=== Task requirements ===
Retype every record exactly as it appears.

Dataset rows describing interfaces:
+++++
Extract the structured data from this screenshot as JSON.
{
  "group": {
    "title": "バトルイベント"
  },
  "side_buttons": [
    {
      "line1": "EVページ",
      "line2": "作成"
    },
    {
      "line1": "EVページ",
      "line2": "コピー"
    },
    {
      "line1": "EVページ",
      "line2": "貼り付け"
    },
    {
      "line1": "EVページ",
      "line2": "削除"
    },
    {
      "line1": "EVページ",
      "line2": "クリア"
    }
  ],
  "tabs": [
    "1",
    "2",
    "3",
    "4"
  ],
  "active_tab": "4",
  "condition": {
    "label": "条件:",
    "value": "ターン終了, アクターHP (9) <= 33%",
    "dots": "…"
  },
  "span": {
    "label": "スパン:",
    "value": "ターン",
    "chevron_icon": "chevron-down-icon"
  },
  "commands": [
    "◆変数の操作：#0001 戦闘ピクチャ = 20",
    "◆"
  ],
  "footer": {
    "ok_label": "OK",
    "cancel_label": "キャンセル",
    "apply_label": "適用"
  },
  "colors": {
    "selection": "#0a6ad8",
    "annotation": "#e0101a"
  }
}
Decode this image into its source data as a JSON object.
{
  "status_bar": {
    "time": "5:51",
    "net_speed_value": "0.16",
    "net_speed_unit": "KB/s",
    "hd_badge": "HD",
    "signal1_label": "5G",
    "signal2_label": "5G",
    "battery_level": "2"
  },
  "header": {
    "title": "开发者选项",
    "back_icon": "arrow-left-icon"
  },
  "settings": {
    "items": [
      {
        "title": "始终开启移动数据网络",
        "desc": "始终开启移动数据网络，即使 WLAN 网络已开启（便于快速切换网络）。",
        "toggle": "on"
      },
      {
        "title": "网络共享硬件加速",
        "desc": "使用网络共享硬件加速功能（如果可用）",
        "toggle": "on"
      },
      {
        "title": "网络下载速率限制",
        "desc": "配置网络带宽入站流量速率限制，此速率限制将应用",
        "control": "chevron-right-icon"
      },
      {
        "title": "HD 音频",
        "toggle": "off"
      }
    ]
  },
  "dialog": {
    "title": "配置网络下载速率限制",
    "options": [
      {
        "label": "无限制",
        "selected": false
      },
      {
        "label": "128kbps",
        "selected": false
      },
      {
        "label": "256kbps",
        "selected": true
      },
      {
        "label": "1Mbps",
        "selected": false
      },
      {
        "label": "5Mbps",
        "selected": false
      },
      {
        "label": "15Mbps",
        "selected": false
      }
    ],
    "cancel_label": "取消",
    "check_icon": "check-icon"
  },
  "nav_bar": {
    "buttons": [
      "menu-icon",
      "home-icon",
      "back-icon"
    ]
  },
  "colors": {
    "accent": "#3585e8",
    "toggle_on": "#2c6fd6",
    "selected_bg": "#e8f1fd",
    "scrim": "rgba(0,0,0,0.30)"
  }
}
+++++
=== Task answer ===
Extract the structured data from this screenshot as JSON.
{
  "group": {
    "title": "バトルイベント"
  },
  "side_buttons": [
    {
      "line1": "EVページ",
      "line2": "作成"
    },
    {
      "line1": "EVページ",
      "line2": "コピー"
    },
    {
      "line1": "EVページ",
      "line2": "貼り付け"
    },
    {
      "line1": "EVページ",
      "line2": "削除"
    },
    {
      "line1": "EVページ",
      "line2": "クリア"
    }
  ],
  "tabs": [
    "1",
    "2",
    "3",
    "4"
  ],
  "active_tab": "4",
  "condition": {
    "label": "条件:",
    "value": "ターン終了, アクターHP (9) <= 33%",
    "dots": "…"
  },
  "span": {
    "label": "スパン:",
    "value": "ターン",
    "chevron_icon": "chevron-down-icon"
  },
  "commands": [
    "◆変数の操作：#0001 戦闘ピクチャ = 20",
    "◆"
  ],
  "footer": {
    "ok_label": "OK",
    "cancel_label": "キャンセル",
    "apply_label": "適用"
  },
  "colors": {
    "selection": "#0a6ad8",
    "annotation": "#e0101a"
  }
}
Decode this image into its source data as a JSON object.
{
  "status_bar": {
    "time": "5:51",
    "net_speed_value": "0.16",
    "net_speed_unit": "KB/s",
    "hd_badge": "HD",
    "signal1_label": "5G",
    "signal2_label": "5G",
    "battery_level": "2"
  },
  "header": {
    "title": "开发者选项",
    "back_icon": "arrow-left-icon"
  },
  "settings": {
    "items": [
      {
        "title": "始终开启移动数据网络",
        "desc": "始终开启移动数据网络，即使 WLAN 网络已开启（便于快速切换网络）。",
        "toggle": "on"
      },
      {
        "title": "网络共享硬件加速",
        "desc": "使用网络共享硬件加速功能（如果可用）",
        "toggle": "on"
      },
      {
        "title": "网络下载速率限制",
        "desc": "配置网络带宽入站流量速率限制，此速率限制将应用",
        "control": "chevron-right-icon"
      },
      {
        "title": "HD 音频",
        "toggle": "off"
      }
    ]
  },
  "dialog": {
    "title": "配置网络下载速率限制",
    "options": [
      {
        "label": "无限制",
        "selected": false
      },
      {
        "label": "128kbps",
        "selected": false
      },
      {
        "label": "256kbps",
        "selected": true
      },
      {
        "label": "1Mbps",
        "selected": false
      },
      {
        "label": "5Mbps",
        "selected": false
      },
      {
        "label": "15Mbps",
        "selected": false
      }
    ],
    "cancel_label": "取消",
    "check_icon": "check-icon"
  },
  "nav_bar": {
    "buttons": [
      "menu-icon",
      "home-icon",
      "back-icon"
    ]
  },
  "colors": {
    "accent": "#3585e8",
    "toggle_on": "#2c6fd6",
    "selected_bg": "#e8f1fd",
    "scrim": "rgba(0,0,0,0.30)"
  }
}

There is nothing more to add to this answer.